== Data for this task

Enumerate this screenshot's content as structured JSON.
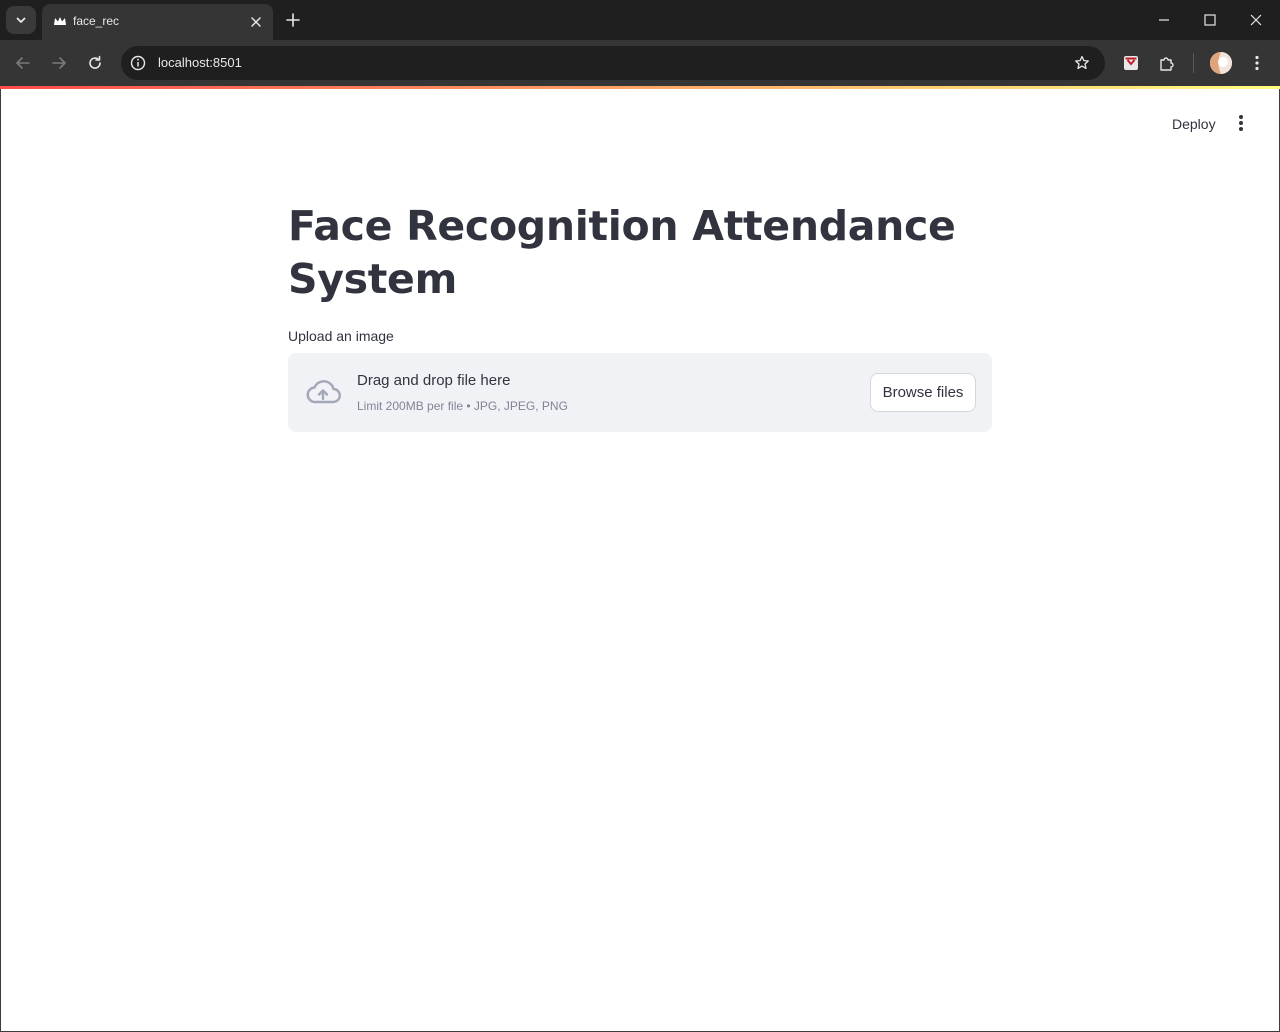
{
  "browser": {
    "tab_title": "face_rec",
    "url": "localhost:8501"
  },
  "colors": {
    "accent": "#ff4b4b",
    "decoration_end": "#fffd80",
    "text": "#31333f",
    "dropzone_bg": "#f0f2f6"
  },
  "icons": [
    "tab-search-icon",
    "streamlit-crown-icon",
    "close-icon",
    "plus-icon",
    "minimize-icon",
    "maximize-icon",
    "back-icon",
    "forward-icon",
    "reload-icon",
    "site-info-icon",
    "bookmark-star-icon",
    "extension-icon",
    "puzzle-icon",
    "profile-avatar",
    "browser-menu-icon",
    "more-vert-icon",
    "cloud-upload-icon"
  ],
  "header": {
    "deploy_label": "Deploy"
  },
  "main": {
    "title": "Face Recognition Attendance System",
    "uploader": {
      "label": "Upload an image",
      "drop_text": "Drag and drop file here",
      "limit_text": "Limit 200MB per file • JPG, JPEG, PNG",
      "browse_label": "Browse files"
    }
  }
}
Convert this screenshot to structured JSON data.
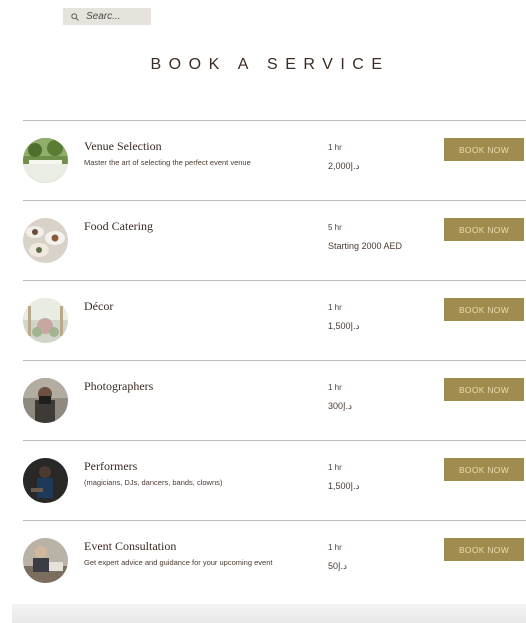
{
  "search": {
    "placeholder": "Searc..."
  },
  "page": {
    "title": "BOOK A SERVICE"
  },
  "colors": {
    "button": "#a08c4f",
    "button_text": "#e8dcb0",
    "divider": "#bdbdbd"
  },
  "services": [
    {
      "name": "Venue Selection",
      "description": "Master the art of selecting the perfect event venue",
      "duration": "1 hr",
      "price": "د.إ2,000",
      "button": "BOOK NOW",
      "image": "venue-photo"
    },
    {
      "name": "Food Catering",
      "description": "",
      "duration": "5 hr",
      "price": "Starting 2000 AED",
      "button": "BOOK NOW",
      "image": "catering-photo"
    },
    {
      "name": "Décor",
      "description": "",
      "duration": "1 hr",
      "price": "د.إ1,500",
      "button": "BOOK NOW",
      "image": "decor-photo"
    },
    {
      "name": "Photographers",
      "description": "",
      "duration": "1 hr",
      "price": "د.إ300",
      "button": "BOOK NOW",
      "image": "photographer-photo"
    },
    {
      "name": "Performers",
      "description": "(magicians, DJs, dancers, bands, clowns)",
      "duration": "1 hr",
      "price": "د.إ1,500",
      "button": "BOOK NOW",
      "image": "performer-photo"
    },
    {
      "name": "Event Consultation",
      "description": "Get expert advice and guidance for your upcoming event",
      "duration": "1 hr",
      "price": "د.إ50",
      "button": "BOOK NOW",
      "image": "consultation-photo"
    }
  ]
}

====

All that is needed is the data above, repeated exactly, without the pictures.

▶ [Task output]:
Enumerate this screenshot's content as structured JSON.
{
  "browser": {
    "tab_title": "face_rec",
    "url": "localhost:8501"
  },
  "colors": {
    "accent": "#ff4b4b",
    "decoration_end": "#fffd80",
    "text": "#31333f",
    "dropzone_bg": "#f0f2f6"
  },
  "icons": [
    "tab-search-icon",
    "streamlit-crown-icon",
    "close-icon",
    "plus-icon",
    "minimize-icon",
    "maximize-icon",
    "back-icon",
    "forward-icon",
    "reload-icon",
    "site-info-icon",
    "bookmark-star-icon",
    "extension-icon",
    "puzzle-icon",
    "profile-avatar",
    "browser-menu-icon",
    "more-vert-icon",
    "cloud-upload-icon"
  ],
  "header": {
    "deploy_label": "Deploy"
  },
  "main": {
    "title": "Face Recognition Attendance System",
    "uploader": {
      "label": "Upload an image",
      "drop_text": "Drag and drop file here",
      "limit_text": "Limit 200MB per file • JPG, JPEG, PNG",
      "browse_label": "Browse files"
    }
  }
}
Convert this screenshot to structured JSON data.
{
  "search": {
    "placeholder": "Searc..."
  },
  "page": {
    "title": "BOOK A SERVICE"
  },
  "colors": {
    "button": "#a08c4f",
    "button_text": "#e8dcb0",
    "divider": "#bdbdbd"
  },
  "services": [
    {
      "name": "Venue Selection",
      "description": "Master the art of selecting the perfect event venue",
      "duration": "1 hr",
      "price": "د.إ2,000",
      "button": "BOOK NOW",
      "image": "venue-photo"
    },
    {
      "name": "Food Catering",
      "description": "",
      "duration": "5 hr",
      "price": "Starting 2000 AED",
      "button": "BOOK NOW",
      "image": "catering-photo"
    },
    {
      "name": "Décor",
      "description": "",
      "duration": "1 hr",
      "price": "د.إ1,500",
      "button": "BOOK NOW",
      "image": "decor-photo"
    },
    {
      "name": "Photographers",
      "description": "",
      "duration": "1 hr",
      "price": "د.إ300",
      "button": "BOOK NOW",
      "image": "photographer-photo"
    },
    {
      "name": "Performers",
      "description": "(magicians, DJs, dancers, bands, clowns)",
      "duration": "1 hr",
      "price": "د.إ1,500",
      "button": "BOOK NOW",
      "image": "performer-photo"
    },
    {
      "name": "Event Consultation",
      "description": "Get expert advice and guidance for your upcoming event",
      "duration": "1 hr",
      "price": "د.إ50",
      "button": "BOOK NOW",
      "image": "consultation-photo"
    }
  ]
}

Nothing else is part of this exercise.